Come autumn and the gentle breeze is laden with the fragrant aroma of Sheuli (night flowering Jasmine), the landscape a mass of white Kash phool (wild sugar cane) amidst the green, a signal that the festive season is round the corner.
Across India, Sharad Navaratri is observed. During those nine nights Ma Durga is worshipped in her different incarnations. While Pujas and rituals are observed during the days, evenings are for religious dance forms to worship the Goddess. If in Gujarat folks celebrate by swaying to the vibrant music and indulge in the hugely popular and traditional dance form ‘Garbha’, in Bengal it is the ‘Dhunuchi’ dance accompanied by the booming beat of the ‘dhak’
For the Bengali, the countdown begins on Mahalaya six days ahead of MahaSaptami when Devi Mahamaya begins her annual journey from her abode, Mount Kailash to her parental home down earth along with her four children Laxmi, Saraswati, Ganesha and Karthik.
Mahalaya also marks the end of pitri paksha and the beginning of the auspicious Devi paksha, the new moon day in the month of Ashwin.
The City of Joy is decked up like a bejeweled princess, life comes to a complete halt as pandal hopping, food stalls and of course the ‘adda’ and ‘cha’ becomes an integral part of life for those four days.
Tea is literally what keeps the average Bengali going and Kolkata is a city obsessed with its cha. The Kolkatan’s characteristic adda, the endless discussion, the roadside vendor serving chai in earthen tea cups is what keeps the city so alive, so vibrant.
From the Best of Darjeeling infusions to the street version ‘cha’, Kolkata’s interest in tea is unparalleled. Be it the local chaiwala, the mid-segment stall or the high end tea outlet –it is always bustling and business has always been good.
The very British way of having tea with milk and sugar led to the blending of Assam or Assam-Darjeeling that could take milk and additives like ginger, cardamom, cinnamon etc., while ensuring it indulges the Bengali taste buds used to the peppery fare.
Darjeeling tea has been an all-time favourite of the Bengalis. Most of them being tea connoisseurs can easily distinguish tea based on the blends, origin, the aroma and colour.
Flushes refer to the time of plucking tea leaves and Darjeeling tea is characterized by the four seasons-spring, summer, monsoon and autumn.
From the first flush to the last harvest, the essence of the tea changes from light and delicate to more concentrated and full bodied.
The tea leaves plucked in spring have less moisture hence a bit astringent. This highly sought after first flush uses youngest tender leaves and has a delicate fresh flavor. It is less oxidized during processing, looks greener than the average black tea. No wonder tea connoisseurs consider it as the ‘champagne of teas’.

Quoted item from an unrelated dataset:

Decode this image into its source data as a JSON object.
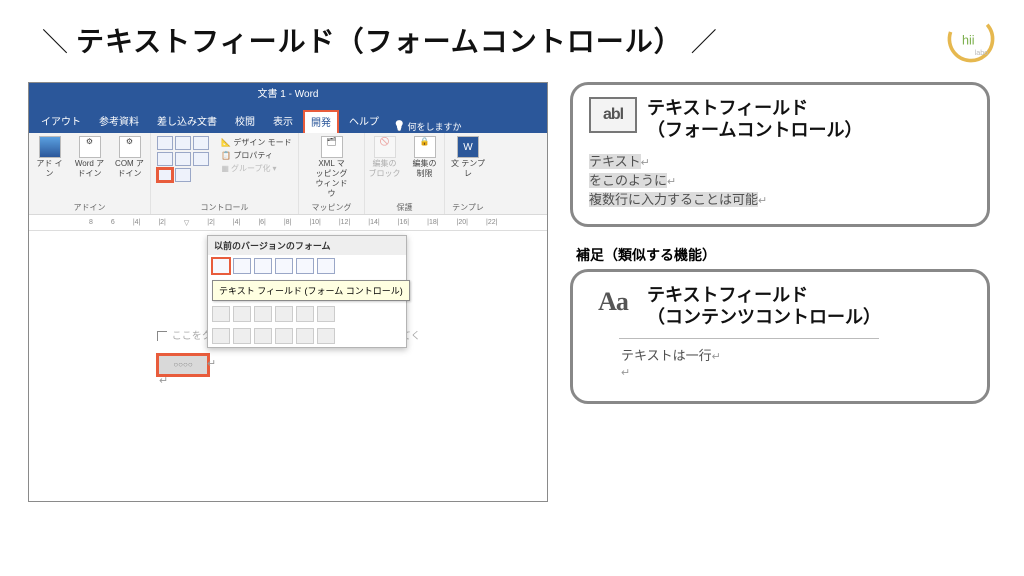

The second flush is plucked as early as April, has more moisture, can be rolled out better and we get that distinctive flavor, highly aromatic cup of Darjeeling tea.
Teas from the monsoon flush which runs from July to September is stronger ,bolder and often used to make ice tea and commercially this tea is used in tea bags
The autumnal flush teas plucked in the months of October to November produces a deep brown liquor and has a rich full flavor.
Chai is somewhat healthy. Apart from the rich polyphenol content which help to detoxify cell damaging free radicals, few spices when added to tea also aids in destressing. Ginger and cardamom helps in the digestive process. Cloves, pepper and cinnamon are warming –overall an invigorating drink.
Kolkata is passionate about tea and what could be a better time to rediscover it than Durga Puja. The right time to reconnect with one’s family and friends over a cup of Darjeeling.
A cup of water is boiled in a utensil with crushed ginger, sugar and cardamom (optional) for about 2 minutes. Tea leaves is added and brewed for another minute. The mixture is allowed to settle in for a minute before it is strained and poured into a cup.
Alternately one can use honey instead of sugar. There –that’s my favourite cup of cha.